Risk and Awareness


Temporal and geographic dimensions of risk


Who could get Lyme Disease, where they could get it (e.g. walking their dog, in their grass, etc.) and when they could get it (e.g. seasonality, etc.)


Increasing public awareness


Hearing about Lyme Disease more, increasing discussion of the disease in the public sphere


Source of risk information


Sources of information about Lyme Disease (e.g. radio, news, relationships)


Media coverage

Coverage of Lyme Disease information through media specifically


Diagnosis or risk increasing (LS)


Skepticism amongst participants about whether the risk of Lyme Disease is increasing or if increasing number of reported cases is just a result of doctors becoming more aware of Lyme Disease and how to diagnose it.

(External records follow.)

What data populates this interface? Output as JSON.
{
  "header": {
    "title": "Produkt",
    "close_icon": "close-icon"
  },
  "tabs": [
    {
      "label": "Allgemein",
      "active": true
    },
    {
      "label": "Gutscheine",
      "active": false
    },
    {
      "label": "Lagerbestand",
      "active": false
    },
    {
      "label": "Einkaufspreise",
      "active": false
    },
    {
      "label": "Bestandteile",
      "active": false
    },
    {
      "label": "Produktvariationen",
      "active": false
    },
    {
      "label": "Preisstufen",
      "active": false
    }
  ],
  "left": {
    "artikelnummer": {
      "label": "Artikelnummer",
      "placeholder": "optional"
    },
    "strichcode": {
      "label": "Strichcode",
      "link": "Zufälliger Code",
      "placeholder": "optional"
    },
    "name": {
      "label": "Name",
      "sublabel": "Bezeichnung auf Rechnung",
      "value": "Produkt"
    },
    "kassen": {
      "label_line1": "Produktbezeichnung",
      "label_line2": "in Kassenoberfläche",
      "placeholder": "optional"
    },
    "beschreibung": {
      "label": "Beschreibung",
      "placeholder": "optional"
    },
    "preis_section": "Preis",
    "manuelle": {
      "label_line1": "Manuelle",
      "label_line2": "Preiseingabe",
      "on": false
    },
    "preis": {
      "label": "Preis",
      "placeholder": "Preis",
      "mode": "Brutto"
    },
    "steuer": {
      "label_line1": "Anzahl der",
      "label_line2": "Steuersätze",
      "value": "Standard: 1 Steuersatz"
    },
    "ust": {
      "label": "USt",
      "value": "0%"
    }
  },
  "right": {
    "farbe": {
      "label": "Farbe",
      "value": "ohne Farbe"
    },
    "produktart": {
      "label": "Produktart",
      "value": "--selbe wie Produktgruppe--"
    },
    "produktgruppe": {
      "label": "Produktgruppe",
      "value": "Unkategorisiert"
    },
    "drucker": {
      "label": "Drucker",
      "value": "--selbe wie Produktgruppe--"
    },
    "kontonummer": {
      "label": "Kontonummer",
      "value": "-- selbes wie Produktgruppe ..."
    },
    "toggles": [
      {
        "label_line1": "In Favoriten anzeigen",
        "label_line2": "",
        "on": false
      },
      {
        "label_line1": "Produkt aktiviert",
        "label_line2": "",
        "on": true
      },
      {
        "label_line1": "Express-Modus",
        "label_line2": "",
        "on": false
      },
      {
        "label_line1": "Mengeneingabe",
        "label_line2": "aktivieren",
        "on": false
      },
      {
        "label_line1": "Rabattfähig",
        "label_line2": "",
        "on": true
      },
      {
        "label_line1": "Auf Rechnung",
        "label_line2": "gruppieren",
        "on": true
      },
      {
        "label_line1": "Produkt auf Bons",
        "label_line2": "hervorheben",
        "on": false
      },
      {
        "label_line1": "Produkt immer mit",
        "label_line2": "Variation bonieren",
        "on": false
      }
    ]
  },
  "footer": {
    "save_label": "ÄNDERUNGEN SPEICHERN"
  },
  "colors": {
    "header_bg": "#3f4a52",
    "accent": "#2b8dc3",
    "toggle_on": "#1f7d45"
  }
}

Risk is not new (LS)


Ticks are not new, and have been around for a long time.


Absence of risk (LS)


Lack of concern about Lyme Disease, belief that the disease risk is not significant

Rights and permissions

Open Access This article is licensed under a Creative Commons Attribution 4.0 International License, which permits use, sharing, adaptation, distribution and reproduction in any medium or format, as long as you give appropriate credit to the original author(s) and the source, provide a link to the Creative Commons licence, and indicate if changes were made. The images or other third party material in this article are included in the article's Creative Commons licence, unless indicated otherwise in a credit line to the material. If material is not included in the article's Creative Commons licence and your intended use is not permitted by statutory regulation or exceeds the permitted use, you will need to obtain permission directly from the copyright holder. To view a copy of this licence, visit The Creative Commons Public Domain Dedication waiver ( applies to the data made available in this article, unless otherwise stated in a credit line to the data.

Reprints and permissions

About this article

Check for updates. Verify currency and authenticity via CrossMark

Cite this article

Cameron, L., Rocque, R., Penner, K. et al. Public perceptions of Lyme disease and climate change in southern Manitoba, Canada: making a case for strategic decoupling of climate and health messages. BMC Public Health 21, 617 (2021).

Download citation

  • Received:

  • Accepted:

  • Published:

  • DOI: